3. considering how particular social, technological, environmental, economic or public policy issues or agendas will be affected by making a change or changes. **
(**S.T.E.E.P. is an acronym used to describe how design, and design decision-making, affect change in society) *
helps foster creativity and innovation because it is guided by circular, layered reasoning.*
Design Thinking within Education
In an educational setting, design thinking takes on numerous models. The IDEA model is a framework that was developed by a team of Lead Design Teachers and consulting experts who participated in Art Education by Design: Creating Communities of Learners through Action Research, supported by a grant from the National Art Education Foundation.
The IDEA model
Identify: find the intended problem to be solved and the desired outcomes
- Define: Investigate and develop required knowledge and skills, supported by cycles of teacher-led instruction, guided practice, and reflection.
- Explore: Brainstorm, experiment, sketch and construct prototypes, through increasingly independent cycles of creating, reflecting, assessing, revising, and selecting most effective solutions.
- Assess: Understand and articulate learning and outcomes by presenting and explaining the design solution to an audience and considering feedback for improvement and connection to real life applications.
This model and others were best explained during a session on QX Super Schools. Dr. Martin Rayala and Dr. Cristina Alvarez founded Design-Lab High School in Newark, Delaware, the first public charter school in the state to use Design Thinking as a signature instructional practice. It uses a placed-based learning model, allowing students to learn in buildings and spaces within a 2 mile radius of their community. If students need to learn about government, they go to town hall. Design-lab school's use of placed-based learning is a progressive vision for the future of education and tripled my interest in utilizing design thinking to solve issues in my classroom, school, and community. I agreed with Dr. Rayala’s idea of disruptive design; in order to improve the current educational climate across the country, we must rid our schools of stagnant systems. Watch Dr. Rayala's TED talk titled Blowing the Roof Off of Education.
Within our smaller breakout sessions, I met two innovative and enigmatic elementary art teachers, Chapin Schnick, Smith Fine Arts Academy in Martinsville, IN, and Kendall Gamelin, Chapel Hill Elementary in Decatur, GA. From Chapin I learned about TAB, Teaching for Artistic Behavior, and how to orient the art room environment for best practices. Chapin has been using TAB for years in her classroom and recently won a grant to turn her school into a fine arts campus. Within 20 minutes of sharing ideas and problem solving with these women, I had a completely new idea for my upcoming school year.

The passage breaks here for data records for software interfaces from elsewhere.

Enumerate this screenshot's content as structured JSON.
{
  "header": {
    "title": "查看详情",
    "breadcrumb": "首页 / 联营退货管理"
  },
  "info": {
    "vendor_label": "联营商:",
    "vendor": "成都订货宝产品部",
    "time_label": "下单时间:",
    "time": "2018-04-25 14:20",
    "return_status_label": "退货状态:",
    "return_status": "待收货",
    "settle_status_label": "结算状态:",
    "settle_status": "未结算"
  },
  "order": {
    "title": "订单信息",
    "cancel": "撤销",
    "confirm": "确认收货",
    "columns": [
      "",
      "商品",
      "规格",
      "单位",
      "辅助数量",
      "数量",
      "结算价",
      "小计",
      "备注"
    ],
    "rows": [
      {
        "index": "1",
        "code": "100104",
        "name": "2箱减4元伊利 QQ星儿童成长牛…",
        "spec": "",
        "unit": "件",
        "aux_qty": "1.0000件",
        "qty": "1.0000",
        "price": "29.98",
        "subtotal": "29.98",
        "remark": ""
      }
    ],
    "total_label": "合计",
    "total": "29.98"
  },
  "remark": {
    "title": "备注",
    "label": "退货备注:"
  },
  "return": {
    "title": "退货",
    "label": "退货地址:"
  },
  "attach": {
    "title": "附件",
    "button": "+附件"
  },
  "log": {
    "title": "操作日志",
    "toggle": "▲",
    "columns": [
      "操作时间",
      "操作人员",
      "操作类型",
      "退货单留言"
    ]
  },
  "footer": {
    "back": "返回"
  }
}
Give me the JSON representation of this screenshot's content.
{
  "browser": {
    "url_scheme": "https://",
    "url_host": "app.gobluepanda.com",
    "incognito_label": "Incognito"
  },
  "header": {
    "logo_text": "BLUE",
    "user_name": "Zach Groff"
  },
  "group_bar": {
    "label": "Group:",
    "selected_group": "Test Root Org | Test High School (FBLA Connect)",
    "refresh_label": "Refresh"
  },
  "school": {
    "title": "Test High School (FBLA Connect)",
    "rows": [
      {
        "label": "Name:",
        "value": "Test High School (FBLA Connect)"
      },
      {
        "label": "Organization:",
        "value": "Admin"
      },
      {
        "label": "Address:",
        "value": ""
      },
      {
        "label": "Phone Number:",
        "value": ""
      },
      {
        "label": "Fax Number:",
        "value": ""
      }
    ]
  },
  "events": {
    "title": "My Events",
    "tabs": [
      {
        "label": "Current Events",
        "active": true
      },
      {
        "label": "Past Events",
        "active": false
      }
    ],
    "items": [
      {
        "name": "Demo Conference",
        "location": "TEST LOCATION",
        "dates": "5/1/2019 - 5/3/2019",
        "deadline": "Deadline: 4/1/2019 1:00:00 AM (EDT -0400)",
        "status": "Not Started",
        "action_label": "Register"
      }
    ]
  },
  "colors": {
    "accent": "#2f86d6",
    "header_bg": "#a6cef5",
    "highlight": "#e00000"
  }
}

I was most inspired by Kevin Henry’s presentation on sketchnoting: a visual process of drawing while thinking using simple language: point, line, and plane. A unique blending of words and graphics that encourage a deeper understanding of selected issues and possible outcomes. Speed and space are essential, as are the marks used to connect or highlight key ideas. Sketchnoting is a mapping of visual thought. Not hard, not easy. Ah, Design Thinking. My brain is tingling just thinking about it. I can say it touched a nerve and I can’t go back now. The guilt of not having been doing it this whole time is too great.
Below are a few of my sketchnotes from the week:
I've created a page to record my exploration in sketchnoting and will tweet my progress!
I conclude with a sketchnote video I made for our final Community breakout session challange to define a particular challenge unique to your field and describe possible solutions using a metaphor.
*prepared for visual arts administration and teachers from the Dallas, TEXAS Independent School District by the members of the Communication Design faculty from UNT’s College of Visual Arts and Design